May 18th, 2020

(no subject)

I've been thinking lately about how the Fellowship doesn't seem to carry money; or at least I can't remember a point where they even offer to buy something. When the Nazgul drive off the hobbits' ponies in Bree, Frodo has a bit of coin (though not enough to meet their current circumstance), but certainly once they get to Rivendell and join up with the Fellowship proper. But I can't remember t happening outside of the hobbits. Gandalf couldn't even afford his own horse.

Compare that to the Hobbit. The dwarves need advice and a place to rest from Elrond, but I don't recall there being any expectation that he'd outfit them. They lose all their luggage unexpectedly and have to trick Beorn into helping them, and then again the Mayor of Laketown is presented as helping them out of self-interest. The whole thing is shot through with fair trade and contractual details, from Bilbo's employment contract covering funerary expenses through Bard being owed a certain share of Smaug's horde as the actual dragon-slayer. Which, granted, is quite hilarious in its way, but it's also very modern and self-interested (or at least ingroup-interested).

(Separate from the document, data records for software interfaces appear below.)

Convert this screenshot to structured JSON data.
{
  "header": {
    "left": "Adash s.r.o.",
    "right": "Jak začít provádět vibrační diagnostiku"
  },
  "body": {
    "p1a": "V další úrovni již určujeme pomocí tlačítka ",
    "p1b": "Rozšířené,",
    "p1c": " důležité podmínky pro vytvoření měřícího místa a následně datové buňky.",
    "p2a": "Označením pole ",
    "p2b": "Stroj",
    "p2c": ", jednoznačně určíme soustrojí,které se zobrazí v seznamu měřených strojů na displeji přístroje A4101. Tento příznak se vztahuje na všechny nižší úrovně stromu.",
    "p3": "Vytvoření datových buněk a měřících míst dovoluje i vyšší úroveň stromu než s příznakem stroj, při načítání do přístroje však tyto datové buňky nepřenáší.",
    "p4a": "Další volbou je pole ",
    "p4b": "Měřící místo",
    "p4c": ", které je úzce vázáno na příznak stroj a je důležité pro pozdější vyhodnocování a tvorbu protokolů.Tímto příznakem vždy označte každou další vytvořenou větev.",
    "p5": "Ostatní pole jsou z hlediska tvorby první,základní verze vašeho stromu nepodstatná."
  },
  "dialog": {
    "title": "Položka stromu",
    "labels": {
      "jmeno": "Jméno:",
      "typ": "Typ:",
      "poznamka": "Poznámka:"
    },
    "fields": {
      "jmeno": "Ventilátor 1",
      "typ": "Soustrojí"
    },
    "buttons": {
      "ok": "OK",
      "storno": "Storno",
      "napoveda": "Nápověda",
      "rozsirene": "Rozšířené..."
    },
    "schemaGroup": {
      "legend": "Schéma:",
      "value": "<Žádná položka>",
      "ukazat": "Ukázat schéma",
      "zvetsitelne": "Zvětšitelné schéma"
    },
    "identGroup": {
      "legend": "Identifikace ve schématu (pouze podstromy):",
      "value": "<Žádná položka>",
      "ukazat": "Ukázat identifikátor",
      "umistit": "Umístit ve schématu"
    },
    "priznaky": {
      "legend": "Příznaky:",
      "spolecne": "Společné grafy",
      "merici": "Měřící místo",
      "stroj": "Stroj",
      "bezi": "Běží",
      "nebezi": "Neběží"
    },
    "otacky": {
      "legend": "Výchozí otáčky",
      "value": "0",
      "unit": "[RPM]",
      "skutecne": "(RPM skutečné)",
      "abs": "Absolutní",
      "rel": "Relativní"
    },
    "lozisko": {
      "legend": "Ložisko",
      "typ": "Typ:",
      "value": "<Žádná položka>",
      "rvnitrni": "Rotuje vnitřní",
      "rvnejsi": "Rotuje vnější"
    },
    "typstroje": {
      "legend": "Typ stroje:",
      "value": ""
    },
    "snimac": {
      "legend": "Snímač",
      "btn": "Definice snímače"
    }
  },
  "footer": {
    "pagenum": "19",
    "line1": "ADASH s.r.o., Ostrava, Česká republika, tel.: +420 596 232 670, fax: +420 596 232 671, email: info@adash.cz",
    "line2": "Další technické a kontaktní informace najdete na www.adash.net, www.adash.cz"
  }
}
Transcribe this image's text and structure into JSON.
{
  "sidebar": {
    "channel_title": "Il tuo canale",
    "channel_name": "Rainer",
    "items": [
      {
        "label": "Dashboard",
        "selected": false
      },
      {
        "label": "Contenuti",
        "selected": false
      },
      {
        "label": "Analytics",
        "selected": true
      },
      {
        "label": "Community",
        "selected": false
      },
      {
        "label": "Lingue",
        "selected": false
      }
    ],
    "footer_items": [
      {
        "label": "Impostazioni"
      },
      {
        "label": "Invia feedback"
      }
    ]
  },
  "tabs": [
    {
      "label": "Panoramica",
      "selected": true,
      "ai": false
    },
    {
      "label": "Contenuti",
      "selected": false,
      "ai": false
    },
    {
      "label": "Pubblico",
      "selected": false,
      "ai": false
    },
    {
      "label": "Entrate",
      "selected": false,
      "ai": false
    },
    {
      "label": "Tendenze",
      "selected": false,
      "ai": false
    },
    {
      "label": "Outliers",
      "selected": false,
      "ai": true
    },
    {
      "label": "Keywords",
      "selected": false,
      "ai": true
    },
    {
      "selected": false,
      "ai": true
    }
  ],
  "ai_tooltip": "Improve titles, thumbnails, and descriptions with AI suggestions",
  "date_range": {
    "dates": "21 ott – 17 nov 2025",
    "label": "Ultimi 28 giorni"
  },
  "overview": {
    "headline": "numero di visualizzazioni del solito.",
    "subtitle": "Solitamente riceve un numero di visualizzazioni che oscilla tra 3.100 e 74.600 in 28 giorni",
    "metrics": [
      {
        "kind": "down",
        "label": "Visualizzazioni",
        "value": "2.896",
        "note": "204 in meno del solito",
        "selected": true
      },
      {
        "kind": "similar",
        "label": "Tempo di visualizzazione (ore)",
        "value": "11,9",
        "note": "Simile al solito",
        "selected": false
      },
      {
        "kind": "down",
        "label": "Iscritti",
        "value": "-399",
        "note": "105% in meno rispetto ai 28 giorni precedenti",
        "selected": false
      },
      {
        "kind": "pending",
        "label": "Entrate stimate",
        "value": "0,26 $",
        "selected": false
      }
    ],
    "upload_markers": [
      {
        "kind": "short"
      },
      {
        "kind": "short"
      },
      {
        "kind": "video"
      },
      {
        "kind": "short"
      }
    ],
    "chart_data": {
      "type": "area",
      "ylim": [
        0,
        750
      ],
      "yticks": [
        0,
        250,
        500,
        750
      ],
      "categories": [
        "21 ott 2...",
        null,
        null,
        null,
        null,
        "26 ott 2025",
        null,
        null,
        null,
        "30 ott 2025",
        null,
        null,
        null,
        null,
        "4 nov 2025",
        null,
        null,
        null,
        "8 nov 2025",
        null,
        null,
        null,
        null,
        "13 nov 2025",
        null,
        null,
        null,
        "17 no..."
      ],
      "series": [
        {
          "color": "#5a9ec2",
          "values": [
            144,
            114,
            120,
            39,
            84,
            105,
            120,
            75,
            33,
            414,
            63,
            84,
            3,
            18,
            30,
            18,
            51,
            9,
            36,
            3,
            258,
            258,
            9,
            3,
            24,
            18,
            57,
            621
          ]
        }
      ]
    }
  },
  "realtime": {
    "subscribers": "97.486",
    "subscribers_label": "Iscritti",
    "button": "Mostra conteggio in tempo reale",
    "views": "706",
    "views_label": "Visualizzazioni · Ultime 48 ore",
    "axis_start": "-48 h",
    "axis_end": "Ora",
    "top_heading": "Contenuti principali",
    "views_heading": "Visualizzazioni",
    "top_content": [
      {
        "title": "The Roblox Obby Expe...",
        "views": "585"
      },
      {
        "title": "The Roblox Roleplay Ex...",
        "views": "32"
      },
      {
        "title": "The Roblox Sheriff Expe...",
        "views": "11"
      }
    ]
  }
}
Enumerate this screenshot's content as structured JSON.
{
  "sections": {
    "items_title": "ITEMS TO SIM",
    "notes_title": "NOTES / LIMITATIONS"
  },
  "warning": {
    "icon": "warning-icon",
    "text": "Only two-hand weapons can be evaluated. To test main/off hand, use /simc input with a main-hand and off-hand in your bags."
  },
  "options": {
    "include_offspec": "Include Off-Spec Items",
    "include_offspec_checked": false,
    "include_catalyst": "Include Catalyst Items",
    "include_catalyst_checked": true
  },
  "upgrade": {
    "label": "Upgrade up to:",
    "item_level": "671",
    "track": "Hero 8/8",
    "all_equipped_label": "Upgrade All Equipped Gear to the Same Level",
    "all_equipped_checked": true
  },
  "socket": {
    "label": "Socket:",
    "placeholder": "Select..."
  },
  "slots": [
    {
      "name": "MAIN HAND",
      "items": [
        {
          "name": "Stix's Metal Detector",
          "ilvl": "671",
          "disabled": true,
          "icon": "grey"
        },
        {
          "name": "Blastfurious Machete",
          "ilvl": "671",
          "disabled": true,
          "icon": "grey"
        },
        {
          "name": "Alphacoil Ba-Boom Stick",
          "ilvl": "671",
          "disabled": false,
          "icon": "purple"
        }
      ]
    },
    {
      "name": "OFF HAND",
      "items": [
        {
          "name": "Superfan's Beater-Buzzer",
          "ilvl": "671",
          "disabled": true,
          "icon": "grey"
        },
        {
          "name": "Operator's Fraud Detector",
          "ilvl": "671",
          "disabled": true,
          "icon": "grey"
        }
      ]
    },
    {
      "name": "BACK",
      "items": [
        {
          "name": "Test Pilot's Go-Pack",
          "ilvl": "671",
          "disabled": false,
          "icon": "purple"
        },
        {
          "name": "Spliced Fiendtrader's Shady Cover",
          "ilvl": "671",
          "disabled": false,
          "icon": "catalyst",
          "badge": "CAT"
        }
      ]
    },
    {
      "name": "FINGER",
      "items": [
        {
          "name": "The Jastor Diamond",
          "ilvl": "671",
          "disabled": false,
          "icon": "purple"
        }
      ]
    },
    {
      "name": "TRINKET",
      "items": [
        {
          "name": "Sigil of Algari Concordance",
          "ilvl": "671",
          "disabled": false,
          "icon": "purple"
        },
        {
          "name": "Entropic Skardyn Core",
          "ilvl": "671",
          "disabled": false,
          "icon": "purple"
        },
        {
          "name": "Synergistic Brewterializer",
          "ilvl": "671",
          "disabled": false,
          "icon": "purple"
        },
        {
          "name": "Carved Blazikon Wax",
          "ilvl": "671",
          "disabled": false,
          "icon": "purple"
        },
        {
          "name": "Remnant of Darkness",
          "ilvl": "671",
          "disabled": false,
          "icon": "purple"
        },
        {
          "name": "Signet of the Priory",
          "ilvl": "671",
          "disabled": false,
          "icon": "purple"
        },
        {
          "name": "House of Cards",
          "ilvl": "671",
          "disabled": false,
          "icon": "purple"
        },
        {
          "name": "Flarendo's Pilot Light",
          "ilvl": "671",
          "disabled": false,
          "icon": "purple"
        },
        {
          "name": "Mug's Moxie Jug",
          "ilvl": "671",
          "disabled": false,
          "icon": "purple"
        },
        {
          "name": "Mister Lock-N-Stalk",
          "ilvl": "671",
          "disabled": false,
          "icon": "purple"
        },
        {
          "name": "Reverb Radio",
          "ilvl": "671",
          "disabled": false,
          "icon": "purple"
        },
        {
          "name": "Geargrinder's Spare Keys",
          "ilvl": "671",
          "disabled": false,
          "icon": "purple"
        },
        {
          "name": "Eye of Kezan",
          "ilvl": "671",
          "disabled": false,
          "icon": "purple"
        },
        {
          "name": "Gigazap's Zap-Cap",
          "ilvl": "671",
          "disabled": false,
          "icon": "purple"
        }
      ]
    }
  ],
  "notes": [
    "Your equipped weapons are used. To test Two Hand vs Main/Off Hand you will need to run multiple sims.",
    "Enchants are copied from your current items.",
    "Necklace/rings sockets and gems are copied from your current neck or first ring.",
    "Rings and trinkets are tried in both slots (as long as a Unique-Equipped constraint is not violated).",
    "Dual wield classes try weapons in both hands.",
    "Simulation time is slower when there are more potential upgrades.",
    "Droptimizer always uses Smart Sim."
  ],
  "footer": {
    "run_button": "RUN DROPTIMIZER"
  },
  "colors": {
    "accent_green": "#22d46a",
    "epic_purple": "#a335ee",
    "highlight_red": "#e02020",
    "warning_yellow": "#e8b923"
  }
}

Which makes a sort of sense because this really is Thorin's quest and not Elrond's or Thranduil's or even Dain's in a way that's just not true for the quest to destroy the Ring. But I think there's something deeper going on here. I have only a vague understanding of medieval concepts of hospitality, but I do know it's significant in pre-modern societies, and I wonder if there's not something like that going on here. That it's not some sort of quid pro quo or even a kindness but a way of really engaging in the Quest even if you're not one of the walkers. You see it in devotional literature about pilgrims going on their journeys and the people who support those journeys materially going on the pilgrimage vicariously, a bit. I wish I was better educated on this and could speak more specifically, but I do wonder if there's not something going on here.